British Universities Show Why “More” Does Not Mean “Better”

The Biden administration is seeking to “cancel” student debt by transferring what individual students owe to the American taxpayer. Opponents question why Americans who never graduated from college, and had none of the attendant benefits of a degree, should pick up the tab for those who did. Defenders of the Biden order counter with the … Continue reading “British Universities Show Why “More” Does Not Mean “Better””


Did You Know? UNC’s Minor in Social and Economic Justice Doesn’t Require Economics Courses

UNC-Chapel Hill offers a wide variety of major and minor programs to its undergraduates, and each student’s résumé carries the authority of the first public university in the United States. However, if one peers beyond the grandiose titles of some students’ undergraduate programs, one is liable to find the contents rather vacuous. For example, UNC’s … Continue reading “Did You Know? UNC’s Minor in Social and Economic Justice Doesn’t Require Economics Courses”


At Cairn University, a Program-Accreditation Nightmare

Just over one year ago, Cairn University, a small, private, Christian school in southeastern Pennsylvania, made a strategic institutional decision to eliminate its School of Social Work and all related degrees and programs, thus bringing to an end a 50-plus-year run.
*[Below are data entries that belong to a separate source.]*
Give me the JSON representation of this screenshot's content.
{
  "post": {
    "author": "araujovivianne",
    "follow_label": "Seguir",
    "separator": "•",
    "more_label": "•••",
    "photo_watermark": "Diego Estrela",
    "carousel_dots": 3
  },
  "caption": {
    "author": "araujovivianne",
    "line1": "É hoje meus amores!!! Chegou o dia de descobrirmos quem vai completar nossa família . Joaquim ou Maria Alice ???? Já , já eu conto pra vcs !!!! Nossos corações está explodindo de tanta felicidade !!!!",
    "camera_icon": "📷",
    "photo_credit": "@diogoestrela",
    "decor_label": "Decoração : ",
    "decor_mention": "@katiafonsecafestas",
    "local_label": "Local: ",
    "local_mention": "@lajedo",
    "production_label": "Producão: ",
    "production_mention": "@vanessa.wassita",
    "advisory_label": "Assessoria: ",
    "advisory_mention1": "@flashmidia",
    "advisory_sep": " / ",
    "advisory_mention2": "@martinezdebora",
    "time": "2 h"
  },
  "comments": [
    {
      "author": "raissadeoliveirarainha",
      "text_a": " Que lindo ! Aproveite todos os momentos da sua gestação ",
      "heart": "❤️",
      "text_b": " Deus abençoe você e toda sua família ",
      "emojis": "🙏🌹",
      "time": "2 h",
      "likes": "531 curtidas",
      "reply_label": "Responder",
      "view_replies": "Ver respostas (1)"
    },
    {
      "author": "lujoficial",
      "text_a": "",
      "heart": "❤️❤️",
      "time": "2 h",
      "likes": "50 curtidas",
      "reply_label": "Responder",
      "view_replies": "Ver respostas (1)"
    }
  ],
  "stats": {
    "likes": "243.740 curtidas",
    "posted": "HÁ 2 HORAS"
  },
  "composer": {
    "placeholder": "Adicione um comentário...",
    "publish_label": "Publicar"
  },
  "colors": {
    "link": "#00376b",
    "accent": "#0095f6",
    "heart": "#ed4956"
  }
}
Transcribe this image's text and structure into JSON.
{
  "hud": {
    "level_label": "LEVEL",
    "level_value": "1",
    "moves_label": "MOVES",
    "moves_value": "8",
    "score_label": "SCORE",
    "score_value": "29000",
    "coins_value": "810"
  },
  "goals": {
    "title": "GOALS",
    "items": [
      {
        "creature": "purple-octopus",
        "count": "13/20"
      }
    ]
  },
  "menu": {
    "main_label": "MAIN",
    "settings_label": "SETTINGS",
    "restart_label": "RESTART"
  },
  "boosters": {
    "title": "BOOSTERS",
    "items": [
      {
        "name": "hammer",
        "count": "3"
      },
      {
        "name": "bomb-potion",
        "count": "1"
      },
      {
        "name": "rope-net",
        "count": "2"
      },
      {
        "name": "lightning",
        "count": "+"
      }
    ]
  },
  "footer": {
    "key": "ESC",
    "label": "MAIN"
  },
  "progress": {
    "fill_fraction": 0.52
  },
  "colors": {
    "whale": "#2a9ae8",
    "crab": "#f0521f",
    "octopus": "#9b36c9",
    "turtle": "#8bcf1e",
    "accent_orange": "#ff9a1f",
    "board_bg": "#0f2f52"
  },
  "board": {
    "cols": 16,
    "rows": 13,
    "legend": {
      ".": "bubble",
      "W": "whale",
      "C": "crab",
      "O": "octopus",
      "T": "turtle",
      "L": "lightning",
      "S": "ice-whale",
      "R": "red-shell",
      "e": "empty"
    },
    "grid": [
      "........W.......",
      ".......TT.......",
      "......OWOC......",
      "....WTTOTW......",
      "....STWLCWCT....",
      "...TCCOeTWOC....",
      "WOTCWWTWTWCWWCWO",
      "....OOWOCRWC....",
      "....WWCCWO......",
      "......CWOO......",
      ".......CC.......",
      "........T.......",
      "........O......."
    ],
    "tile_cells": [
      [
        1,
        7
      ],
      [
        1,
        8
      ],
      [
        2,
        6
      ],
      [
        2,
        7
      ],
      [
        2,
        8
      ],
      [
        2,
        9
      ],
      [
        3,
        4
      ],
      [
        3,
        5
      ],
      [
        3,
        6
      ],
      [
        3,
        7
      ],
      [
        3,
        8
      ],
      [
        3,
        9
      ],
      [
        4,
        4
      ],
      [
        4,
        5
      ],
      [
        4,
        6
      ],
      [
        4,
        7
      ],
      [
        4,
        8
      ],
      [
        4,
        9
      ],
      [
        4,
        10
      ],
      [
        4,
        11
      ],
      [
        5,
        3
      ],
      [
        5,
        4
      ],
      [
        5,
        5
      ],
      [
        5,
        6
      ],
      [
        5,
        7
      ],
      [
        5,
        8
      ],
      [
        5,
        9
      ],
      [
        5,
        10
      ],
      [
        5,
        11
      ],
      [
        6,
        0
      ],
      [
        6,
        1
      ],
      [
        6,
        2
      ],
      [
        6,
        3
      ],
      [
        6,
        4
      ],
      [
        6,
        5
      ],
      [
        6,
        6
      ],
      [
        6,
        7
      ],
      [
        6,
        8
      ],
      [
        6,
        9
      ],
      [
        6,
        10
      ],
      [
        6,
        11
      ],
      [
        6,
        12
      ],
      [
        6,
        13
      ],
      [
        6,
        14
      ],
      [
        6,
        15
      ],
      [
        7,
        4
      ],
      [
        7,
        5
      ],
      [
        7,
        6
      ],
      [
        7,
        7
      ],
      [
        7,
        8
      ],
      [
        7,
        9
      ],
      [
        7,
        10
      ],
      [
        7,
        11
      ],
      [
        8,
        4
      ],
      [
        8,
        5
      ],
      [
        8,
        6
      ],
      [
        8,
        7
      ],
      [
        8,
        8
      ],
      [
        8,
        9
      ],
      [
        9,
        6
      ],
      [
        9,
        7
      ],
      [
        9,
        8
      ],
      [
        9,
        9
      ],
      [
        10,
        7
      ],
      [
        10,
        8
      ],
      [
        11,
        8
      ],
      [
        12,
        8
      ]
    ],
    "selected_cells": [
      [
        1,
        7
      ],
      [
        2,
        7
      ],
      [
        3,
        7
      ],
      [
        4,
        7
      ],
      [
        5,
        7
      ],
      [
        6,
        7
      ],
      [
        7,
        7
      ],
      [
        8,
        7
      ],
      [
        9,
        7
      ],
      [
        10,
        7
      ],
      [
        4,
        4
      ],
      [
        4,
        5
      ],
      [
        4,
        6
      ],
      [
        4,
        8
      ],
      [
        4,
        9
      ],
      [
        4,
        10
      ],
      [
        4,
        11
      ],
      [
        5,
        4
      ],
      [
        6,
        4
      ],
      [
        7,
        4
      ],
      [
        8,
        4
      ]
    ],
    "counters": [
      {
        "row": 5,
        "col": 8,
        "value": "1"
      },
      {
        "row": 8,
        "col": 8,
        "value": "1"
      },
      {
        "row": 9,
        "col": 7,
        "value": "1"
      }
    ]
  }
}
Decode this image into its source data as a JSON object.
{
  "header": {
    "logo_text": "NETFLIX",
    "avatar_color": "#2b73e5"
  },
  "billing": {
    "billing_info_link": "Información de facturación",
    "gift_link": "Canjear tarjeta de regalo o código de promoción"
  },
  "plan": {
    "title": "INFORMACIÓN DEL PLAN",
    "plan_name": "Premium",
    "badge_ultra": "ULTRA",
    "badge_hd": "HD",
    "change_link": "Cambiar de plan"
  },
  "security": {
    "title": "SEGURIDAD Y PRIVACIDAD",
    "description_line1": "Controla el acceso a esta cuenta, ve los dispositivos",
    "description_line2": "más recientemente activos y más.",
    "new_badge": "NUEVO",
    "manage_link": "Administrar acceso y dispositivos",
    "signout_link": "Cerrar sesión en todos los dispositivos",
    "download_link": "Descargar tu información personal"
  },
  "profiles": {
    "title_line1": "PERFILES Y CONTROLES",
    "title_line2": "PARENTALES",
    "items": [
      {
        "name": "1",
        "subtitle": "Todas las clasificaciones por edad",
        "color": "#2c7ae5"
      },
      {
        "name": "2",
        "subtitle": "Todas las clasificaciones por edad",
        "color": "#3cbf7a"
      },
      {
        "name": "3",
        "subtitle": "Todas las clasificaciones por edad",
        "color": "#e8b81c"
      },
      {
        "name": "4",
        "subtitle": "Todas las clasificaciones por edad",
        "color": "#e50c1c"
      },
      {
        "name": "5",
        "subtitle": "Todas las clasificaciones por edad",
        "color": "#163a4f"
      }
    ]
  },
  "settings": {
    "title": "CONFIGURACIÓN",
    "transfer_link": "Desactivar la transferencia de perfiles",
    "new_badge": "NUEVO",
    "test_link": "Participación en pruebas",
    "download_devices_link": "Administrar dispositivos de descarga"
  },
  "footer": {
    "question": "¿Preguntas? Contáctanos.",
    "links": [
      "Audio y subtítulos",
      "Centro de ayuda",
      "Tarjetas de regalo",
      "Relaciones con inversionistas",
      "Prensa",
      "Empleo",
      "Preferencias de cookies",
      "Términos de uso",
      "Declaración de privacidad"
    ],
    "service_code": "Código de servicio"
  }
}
Closing what was a pioneering program with a long history and a sound reputation … Continue reading “At Cairn University, a Program-Accreditation Nightmare”


Institutionalizing Systemic Antiracism Racism

The educational bureaucracies from the state level down to local school boards, including community college boards of trustees, are rushing to implement administrative regulations and board policies, as well as approve curricular changes, that will normalize antiracist and gender identity politics in our education systems for years and perhaps generations to come. The sudden rush … Continue reading “Institutionalizing Systemic Antiracism Racism”


A Frenemy on the Left: Robert Boyers on The Tyranny of Virtue

I have long been fond of saying that there are colleagues for whom I would be delighted to vote if they sought my support for service on a university committee, but not if they were running for political office. I’d like to think that Robert Boyers, a genuine literary intellectual who teaches at Skidmore College … Continue reading “A Frenemy on the Left: Robert Boyers on The Tyranny of Virtue


Diversity Training Comes to NC State University

North Carolina State University students need to be taught about how to be “inclusive,” according to the school’s chancellor and top administrators. Last June, NC State Chancellor Randy Woodson released a statement decrying individual and systemic racism and revealed the university’s plan to roll out mandatory diversity, equity, and inclusion training for students, faculty, and … Continue reading “Diversity Training Comes to NC State University”


Motte-and-Bailey: The Academic Threat from ‘Lived Experience’

A few years ago, my friend Sheila recounted an incident of alleged racism she experienced at a café in California. While waiting in line to order a coffee, a barista took the order of an older white woman first. The barista didn’t refuse service to Sheila and was polite when she finally took her order. … Continue reading “Motte-and-Bailey: The Academic Threat from ‘Lived Experience’”


To De-Politicize Art Schools, Students Need to Fight Back  

It has never been harder to teach artistic individualism in America. A religious devotion to the causes of social justice dominates the ideas of professors in the academy, and David Randall’s report “Social Justice Education in America” has made clear that their evangelical zeal for teaching students the merits of intersectional political activism is topped … Continue reading “To De-Politicize Art Schools, Students Need to Fight Back  “


Where Did ‘Cancel Culture’ Come From?

“People that work at universities and newspapers should be the most intellectually free people in the world.” Few would vocally disagree with these words recently said by former New York Times writer Bari Weiss. And yet, despite living in the freest country in the world, it’s become increasingly risky for students, academics, and journalists even … Continue reading “Where Did ‘Cancel Culture’ Come From?”


The BlackLivesMattering of Higher Ed: Some Notes from the Field

When the University of Chicago English Department announced over the summer that, in response to the protests after the death of George Floyd, they would only admit graduate students willing to work in Black Studies (a proclamation that, after media attention brought criticism, they recently removed from their webpage), observers of the increasing dominance of … Continue reading “The BlackLivesMattering of Higher Ed: Some Notes from the Field”